Pictures of the Taj
In 1631, Shah Jahan, emperor during the Mughal empire's period of greatest prosperity, was grief-stricken when his third wife, Mumtaz Mahal, died during the birth of their Fourteenth child,
Emperor Shah Jahan himself described the Taj in these words:
Should guilty seek asylum here,
Like one pardoned, he becomes free from sin.
Should a sinner make his way to this mansion,
All his past sins are to be washed away.
The sight of this mansion creates sorrowing sighs;
And the sun and the moon shed tears from their eyes.
In this world this edifice has been made;
To display thereby the creator's glory.
Taylor could not sleep. He lay back on his bed and considered. Two months' worth of pictures down the drain in a Calcutta alley.That Nikon had been everywhere with him, like a par of him he never forgot. From the cold and damp of Katmandu to the sand and heat of Rajasthan. And Agra, where he'd discovered that one in a million shot of the Taj Mahal. It wasn't a shot of Japanese and Euro tourists milling about, talking on cell phones, snapping their snapshots, so distracted, dressed so twenty-first century. Missing the beauty, not listening to the silence. It was after the tourist left on their crowded buses.
Later, at dusk.
There was the man on the river with his camel cooling off. Agra's so hot at times. But this picture looks cool. The spires of the Taj rise up through the mist. Ground mist obscures the grasses and foundation of the tomb. It floats both in and above the cloudy mist suspending Mumtaz Mahal comfortably between the earth and the heavens for an eternity.
The second picture's chip was lost later in a Calcutta gutter.
There were two Indians, a young girl and an old woman dressed in saris, both brown-armed with glittering gold bangles, standing near the reflecting pool in front of the Taj. A flock of white doves flew behind in a pattern and circled. That shot could have been taken one hundred years ago, stealing their souls with a view camera on a tripod, or taken one-five-hundredth of a second ago at F16 with a 35mm digital wonder. Just memories cannot explain their worth.
And that crowded street during the wedding. The front of the Rolls first, the chromium hood ornament lady second, then the uniformed driver, then the couple in the back seat. Both dressed like royalty. He had just lifted her veil and they were kissing. Thank God for motor drives. He'd caught them all in four rapid-fire images as they sped past. It was like a sporting event. So much cheering and shouting, so much confusion. They passed by so fast he didn't have a chance to find out their names. Now he never would.
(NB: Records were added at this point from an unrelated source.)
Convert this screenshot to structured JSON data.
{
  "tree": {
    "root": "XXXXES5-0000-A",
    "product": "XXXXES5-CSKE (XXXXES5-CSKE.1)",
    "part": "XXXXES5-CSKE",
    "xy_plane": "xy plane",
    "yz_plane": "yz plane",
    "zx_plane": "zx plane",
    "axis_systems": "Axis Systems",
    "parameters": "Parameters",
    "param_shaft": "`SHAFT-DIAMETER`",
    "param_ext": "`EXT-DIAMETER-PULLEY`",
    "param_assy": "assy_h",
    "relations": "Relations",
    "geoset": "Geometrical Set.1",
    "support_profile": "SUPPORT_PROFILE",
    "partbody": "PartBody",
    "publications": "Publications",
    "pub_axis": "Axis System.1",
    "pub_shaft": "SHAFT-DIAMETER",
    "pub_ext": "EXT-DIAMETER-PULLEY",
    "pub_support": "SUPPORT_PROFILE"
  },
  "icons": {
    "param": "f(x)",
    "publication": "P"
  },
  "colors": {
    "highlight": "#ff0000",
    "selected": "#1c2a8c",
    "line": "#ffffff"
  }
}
Now his visual memories of the Grand Trunk Road were reduced to a small heap of expensive Japanese steel and glass, crushed into an Indian sub-continent gutter, reduced to tiny bits of techno-trash, half of them marked Nippon Kogaku Japan.
He was bound to clean up his white linen pith-helmet and start over. That's just how he was.
Pissed off and stubborn.
©Steven Hunley 2011
Pictures of the Taj